What to produce.
Repeat the entries that appear below, exactly as they are given.

Exercise data.
* * * * * * * * *
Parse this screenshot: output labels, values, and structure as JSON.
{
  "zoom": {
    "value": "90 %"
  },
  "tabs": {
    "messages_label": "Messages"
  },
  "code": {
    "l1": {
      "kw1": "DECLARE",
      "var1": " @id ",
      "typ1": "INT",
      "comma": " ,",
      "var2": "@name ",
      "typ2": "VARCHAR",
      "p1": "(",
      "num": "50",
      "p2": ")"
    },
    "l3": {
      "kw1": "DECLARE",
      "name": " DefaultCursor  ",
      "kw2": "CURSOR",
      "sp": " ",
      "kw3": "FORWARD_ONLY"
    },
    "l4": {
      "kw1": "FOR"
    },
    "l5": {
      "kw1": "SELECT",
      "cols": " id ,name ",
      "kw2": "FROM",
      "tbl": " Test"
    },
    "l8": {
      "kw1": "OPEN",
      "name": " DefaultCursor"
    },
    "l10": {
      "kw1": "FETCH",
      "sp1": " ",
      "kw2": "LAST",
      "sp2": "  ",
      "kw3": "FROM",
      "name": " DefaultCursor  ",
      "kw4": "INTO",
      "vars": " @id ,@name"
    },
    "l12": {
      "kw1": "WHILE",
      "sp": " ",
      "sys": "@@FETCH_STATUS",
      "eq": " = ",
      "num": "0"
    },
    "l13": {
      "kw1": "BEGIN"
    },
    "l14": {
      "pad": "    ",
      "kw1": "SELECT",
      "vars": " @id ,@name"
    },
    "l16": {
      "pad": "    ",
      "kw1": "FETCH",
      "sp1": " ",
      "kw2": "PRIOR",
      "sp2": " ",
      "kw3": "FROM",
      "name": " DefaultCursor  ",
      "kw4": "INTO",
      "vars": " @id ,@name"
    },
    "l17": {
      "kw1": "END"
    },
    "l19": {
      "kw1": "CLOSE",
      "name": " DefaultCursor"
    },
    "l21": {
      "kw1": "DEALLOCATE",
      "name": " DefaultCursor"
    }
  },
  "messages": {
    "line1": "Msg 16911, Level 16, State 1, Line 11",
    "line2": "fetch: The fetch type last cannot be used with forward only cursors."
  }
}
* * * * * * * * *
Exercise solution.
Parse this screenshot: output labels, values, and structure as JSON.
{
  "zoom": {
    "value": "90 %"
  },
  "tabs": {
    "messages_label": "Messages"
  },
  "code": {
    "l1": {
      "kw1": "DECLARE",
      "var1": " @id ",
      "typ1": "INT",
      "comma": " ,",
      "var2": "@name ",
      "typ2": "VARCHAR",
      "p1": "(",
      "num": "50",
      "p2": ")"
    },
    "l3": {
      "kw1": "DECLARE",
      "name": " DefaultCursor  ",
      "kw2": "CURSOR",
      "sp": " ",
      "kw3": "FORWARD_ONLY"
    },
    "l4": {
      "kw1": "FOR"
    },
    "l5": {
      "kw1": "SELECT",
      "cols": " id ,name ",
      "kw2": "FROM",
      "tbl": " Test"
    },
    "l8": {
      "kw1": "OPEN",
      "name": " DefaultCursor"
    },
    "l10": {
      "kw1": "FETCH",
      "sp1": " ",
      "kw2": "LAST",
      "sp2": "  ",
      "kw3": "FROM",
      "name": " DefaultCursor  ",
      "kw4": "INTO",
      "vars": " @id ,@name"
    },
    "l12": {
      "kw1": "WHILE",
      "sp": " ",
      "sys": "@@FETCH_STATUS",
      "eq": " = ",
      "num": "0"
    },
    "l13": {
      "kw1": "BEGIN"
    },
    "l14": {
      "pad": "    ",
      "kw1": "SELECT",
      "vars": " @id ,@name"
    },
    "l16": {
      "pad": "    ",
      "kw1": "FETCH",
      "sp1": " ",
      "kw2": "PRIOR",
      "sp2": " ",
      "kw3": "FROM",
      "name": " DefaultCursor  ",
      "kw4": "INTO",
      "vars": " @id ,@name"
    },
    "l17": {
      "kw1": "END"
    },
    "l19": {
      "kw1": "CLOSE",
      "name": " DefaultCursor"
    },
    "l21": {
      "kw1": "DEALLOCATE",
      "name": " DefaultCursor"
    }
  },
  "messages": {
    "line1": "Msg 16911, Level 16, State 1, Line 11",
    "line2": "fetch: The fetch type last cannot be used with forward only cursors."
  }
}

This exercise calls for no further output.